── Study material ──

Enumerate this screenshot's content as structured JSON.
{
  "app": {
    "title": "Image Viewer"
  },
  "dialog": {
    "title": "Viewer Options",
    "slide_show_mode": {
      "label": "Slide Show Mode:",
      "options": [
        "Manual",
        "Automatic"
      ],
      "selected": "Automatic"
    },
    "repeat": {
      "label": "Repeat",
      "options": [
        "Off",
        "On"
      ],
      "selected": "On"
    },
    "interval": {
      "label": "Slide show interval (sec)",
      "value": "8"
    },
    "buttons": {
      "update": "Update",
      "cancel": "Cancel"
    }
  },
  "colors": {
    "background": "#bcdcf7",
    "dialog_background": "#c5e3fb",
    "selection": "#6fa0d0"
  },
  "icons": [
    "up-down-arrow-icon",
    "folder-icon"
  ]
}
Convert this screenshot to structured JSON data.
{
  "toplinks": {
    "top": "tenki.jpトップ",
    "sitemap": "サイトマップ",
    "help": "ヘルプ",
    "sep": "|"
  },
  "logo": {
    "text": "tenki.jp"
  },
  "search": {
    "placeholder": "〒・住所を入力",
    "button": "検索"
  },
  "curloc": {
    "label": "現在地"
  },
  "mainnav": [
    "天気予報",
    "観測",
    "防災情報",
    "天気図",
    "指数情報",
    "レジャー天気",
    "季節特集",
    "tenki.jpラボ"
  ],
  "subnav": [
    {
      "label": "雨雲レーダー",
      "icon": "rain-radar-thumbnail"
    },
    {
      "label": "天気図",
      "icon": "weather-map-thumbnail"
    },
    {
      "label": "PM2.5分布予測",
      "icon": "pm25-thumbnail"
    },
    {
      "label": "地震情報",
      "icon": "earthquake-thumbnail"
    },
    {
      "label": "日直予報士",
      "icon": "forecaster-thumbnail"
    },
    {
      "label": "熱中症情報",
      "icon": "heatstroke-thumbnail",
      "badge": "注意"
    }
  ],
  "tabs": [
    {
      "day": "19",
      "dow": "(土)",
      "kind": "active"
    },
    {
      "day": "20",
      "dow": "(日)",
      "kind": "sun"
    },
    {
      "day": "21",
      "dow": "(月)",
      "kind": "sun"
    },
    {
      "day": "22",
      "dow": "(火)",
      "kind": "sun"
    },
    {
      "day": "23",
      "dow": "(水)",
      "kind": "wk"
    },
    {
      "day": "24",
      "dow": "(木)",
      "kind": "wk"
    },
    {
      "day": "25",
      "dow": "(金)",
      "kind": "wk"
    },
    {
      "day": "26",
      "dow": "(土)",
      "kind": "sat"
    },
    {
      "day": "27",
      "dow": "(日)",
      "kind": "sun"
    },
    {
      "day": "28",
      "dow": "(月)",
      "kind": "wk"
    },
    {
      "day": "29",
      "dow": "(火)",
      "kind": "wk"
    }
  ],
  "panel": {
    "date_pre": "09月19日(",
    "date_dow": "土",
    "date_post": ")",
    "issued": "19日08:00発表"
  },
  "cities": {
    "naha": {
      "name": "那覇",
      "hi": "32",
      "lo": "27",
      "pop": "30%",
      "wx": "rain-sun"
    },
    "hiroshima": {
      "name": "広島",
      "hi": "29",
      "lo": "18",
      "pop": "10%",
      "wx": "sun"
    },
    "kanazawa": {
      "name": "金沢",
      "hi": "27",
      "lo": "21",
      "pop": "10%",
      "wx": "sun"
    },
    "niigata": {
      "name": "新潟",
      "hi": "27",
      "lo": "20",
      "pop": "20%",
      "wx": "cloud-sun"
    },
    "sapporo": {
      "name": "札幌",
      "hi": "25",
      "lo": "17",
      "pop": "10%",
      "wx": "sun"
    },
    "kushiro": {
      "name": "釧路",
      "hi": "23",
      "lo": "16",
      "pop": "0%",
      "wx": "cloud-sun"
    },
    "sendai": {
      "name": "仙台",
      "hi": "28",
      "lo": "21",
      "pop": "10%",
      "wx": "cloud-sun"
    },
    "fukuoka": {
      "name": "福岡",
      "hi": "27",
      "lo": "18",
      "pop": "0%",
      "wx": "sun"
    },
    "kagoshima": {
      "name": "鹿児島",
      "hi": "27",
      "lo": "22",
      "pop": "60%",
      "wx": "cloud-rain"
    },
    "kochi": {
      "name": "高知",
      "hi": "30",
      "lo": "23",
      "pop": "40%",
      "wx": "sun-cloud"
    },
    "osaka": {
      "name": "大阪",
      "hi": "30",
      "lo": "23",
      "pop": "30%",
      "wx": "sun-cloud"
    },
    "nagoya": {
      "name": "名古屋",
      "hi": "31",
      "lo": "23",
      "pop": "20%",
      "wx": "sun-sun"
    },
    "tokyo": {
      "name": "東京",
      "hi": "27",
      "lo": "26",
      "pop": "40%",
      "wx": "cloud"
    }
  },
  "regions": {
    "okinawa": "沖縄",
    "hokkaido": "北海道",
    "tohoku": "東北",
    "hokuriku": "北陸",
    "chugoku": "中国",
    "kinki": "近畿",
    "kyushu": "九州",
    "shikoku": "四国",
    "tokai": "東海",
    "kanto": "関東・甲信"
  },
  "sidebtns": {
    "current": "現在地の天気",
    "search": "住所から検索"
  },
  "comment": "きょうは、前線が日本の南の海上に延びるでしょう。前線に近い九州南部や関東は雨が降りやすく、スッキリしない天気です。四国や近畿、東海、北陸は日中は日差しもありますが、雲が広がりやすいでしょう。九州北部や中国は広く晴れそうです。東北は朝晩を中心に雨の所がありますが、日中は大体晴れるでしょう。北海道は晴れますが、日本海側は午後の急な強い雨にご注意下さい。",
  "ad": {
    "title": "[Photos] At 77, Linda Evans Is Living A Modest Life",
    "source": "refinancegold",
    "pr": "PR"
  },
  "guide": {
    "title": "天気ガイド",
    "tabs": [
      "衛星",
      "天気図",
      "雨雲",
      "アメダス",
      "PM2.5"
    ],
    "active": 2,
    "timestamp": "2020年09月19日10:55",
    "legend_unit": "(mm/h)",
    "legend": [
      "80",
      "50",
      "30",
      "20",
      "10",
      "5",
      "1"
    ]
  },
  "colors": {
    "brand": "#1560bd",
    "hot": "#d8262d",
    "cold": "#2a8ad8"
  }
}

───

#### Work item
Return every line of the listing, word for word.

#### Exercise output
Enumerate this screenshot's content as structured JSON.
{
  "app": {
    "title": "Image Viewer"
  },
  "dialog": {
    "title": "Viewer Options",
    "slide_show_mode": {
      "label": "Slide Show Mode:",
      "options": [
        "Manual",
        "Automatic"
      ],
      "selected": "Automatic"
    },
    "repeat": {
      "label": "Repeat",
      "options": [
        "Off",
        "On"
      ],
      "selected": "On"
    },
    "interval": {
      "label": "Slide show interval (sec)",
      "value": "8"
    },
    "buttons": {
      "update": "Update",
      "cancel": "Cancel"
    }
  },
  "colors": {
    "background": "#bcdcf7",
    "dialog_background": "#c5e3fb",
    "selection": "#6fa0d0"
  },
  "icons": [
    "up-down-arrow-icon",
    "folder-icon"
  ]
}
Convert this screenshot to structured JSON data.
{
  "toplinks": {
    "top": "tenki.jpトップ",
    "sitemap": "サイトマップ",
    "help": "ヘルプ",
    "sep": "|"
  },
  "logo": {
    "text": "tenki.jp"
  },
  "search": {
    "placeholder": "〒・住所を入力",
    "button": "検索"
  },
  "curloc": {
    "label": "現在地"
  },
  "mainnav": [
    "天気予報",
    "観測",
    "防災情報",
    "天気図",
    "指数情報",
    "レジャー天気",
    "季節特集",
    "tenki.jpラボ"
  ],
  "subnav": [
    {
      "label": "雨雲レーダー",
      "icon": "rain-radar-thumbnail"
    },
    {
      "label": "天気図",
      "icon": "weather-map-thumbnail"
    },
    {
      "label": "PM2.5分布予測",
      "icon": "pm25-thumbnail"
    },
    {
      "label": "地震情報",
      "icon": "earthquake-thumbnail"
    },
    {
      "label": "日直予報士",
      "icon": "forecaster-thumbnail"
    },
    {
      "label": "熱中症情報",
      "icon": "heatstroke-thumbnail",
      "badge": "注意"
    }
  ],
  "tabs": [
    {
      "day": "19",
      "dow": "(土)",
      "kind": "active"
    },
    {
      "day": "20",
      "dow": "(日)",
      "kind": "sun"
    },
    {
      "day": "21",
      "dow": "(月)",
      "kind": "sun"
    },
    {
      "day": "22",
      "dow": "(火)",
      "kind": "sun"
    },
    {
      "day": "23",
      "dow": "(水)",
      "kind": "wk"
    },
    {
      "day": "24",
      "dow": "(木)",
      "kind": "wk"
    },
    {
      "day": "25",
      "dow": "(金)",
      "kind": "wk"
    },
    {
      "day": "26",
      "dow": "(土)",
      "kind": "sat"
    },
    {
      "day": "27",
      "dow": "(日)",
      "kind": "sun"
    },
    {
      "day": "28",
      "dow": "(月)",
      "kind": "wk"
    },
    {
      "day": "29",
      "dow": "(火)",
      "kind": "wk"
    }
  ],
  "panel": {
    "date_pre": "09月19日(",
    "date_dow": "土",
    "date_post": ")",
    "issued": "19日08:00発表"
  },
  "cities": {
    "naha": {
      "name": "那覇",
      "hi": "32",
      "lo": "27",
      "pop": "30%",
      "wx": "rain-sun"
    },
    "hiroshima": {
      "name": "広島",
      "hi": "29",
      "lo": "18",
      "pop": "10%",
      "wx": "sun"
    },
    "kanazawa": {
      "name": "金沢",
      "hi": "27",
      "lo": "21",
      "pop": "10%",
      "wx": "sun"
    },
    "niigata": {
      "name": "新潟",
      "hi": "27",
      "lo": "20",
      "pop": "20%",
      "wx": "cloud-sun"
    },
    "sapporo": {
      "name": "札幌",
      "hi": "25",
      "lo": "17",
      "pop": "10%",
      "wx": "sun"
    },
    "kushiro": {
      "name": "釧路",
      "hi": "23",
      "lo": "16",
      "pop": "0%",
      "wx": "cloud-sun"
    },
    "sendai": {
      "name": "仙台",
      "hi": "28",
      "lo": "21",
      "pop": "10%",
      "wx": "cloud-sun"
    },
    "fukuoka": {
      "name": "福岡",
      "hi": "27",
      "lo": "18",
      "pop": "0%",
      "wx": "sun"
    },
    "kagoshima": {
      "name": "鹿児島",
      "hi": "27",
      "lo": "22",
      "pop": "60%",
      "wx": "cloud-rain"
    },
    "kochi": {
      "name": "高知",
      "hi": "30",
      "lo": "23",
      "pop": "40%",
      "wx": "sun-cloud"
    },
    "osaka": {
      "name": "大阪",
      "hi": "30",
      "lo": "23",
      "pop": "30%",
      "wx": "sun-cloud"
    },
    "nagoya": {
      "name": "名古屋",
      "hi": "31",
      "lo": "23",
      "pop": "20%",
      "wx": "sun-sun"
    },
    "tokyo": {
      "name": "東京",
      "hi": "27",
      "lo": "26",
      "pop": "40%",
      "wx": "cloud"
    }
  },
  "regions": {
    "okinawa": "沖縄",
    "hokkaido": "北海道",
    "tohoku": "東北",
    "hokuriku": "北陸",
    "chugoku": "中国",
    "kinki": "近畿",
    "kyushu": "九州",
    "shikoku": "四国",
    "tokai": "東海",
    "kanto": "関東・甲信"
  },
  "sidebtns": {
    "current": "現在地の天気",
    "search": "住所から検索"
  },
  "comment": "きょうは、前線が日本の南の海上に延びるでしょう。前線に近い九州南部や関東は雨が降りやすく、スッキリしない天気です。四国や近畿、東海、北陸は日中は日差しもありますが、雲が広がりやすいでしょう。九州北部や中国は広く晴れそうです。東北は朝晩を中心に雨の所がありますが、日中は大体晴れるでしょう。北海道は晴れますが、日本海側は午後の急な強い雨にご注意下さい。",
  "ad": {
    "title": "[Photos] At 77, Linda Evans Is Living A Modest Life",
    "source": "refinancegold",
    "pr": "PR"
  },
  "guide": {
    "title": "天気ガイド",
    "tabs": [
      "衛星",
      "天気図",
      "雨雲",
      "アメダス",
      "PM2.5"
    ],
    "active": 2,
    "timestamp": "2020年09月19日10:55",
    "legend_unit": "(mm/h)",
    "legend": [
      "80",
      "50",
      "30",
      "20",
      "10",
      "5",
      "1"
    ]
  },
  "colors": {
    "brand": "#1560bd",
    "hot": "#d8262d",
    "cold": "#2a8ad8"
  }
}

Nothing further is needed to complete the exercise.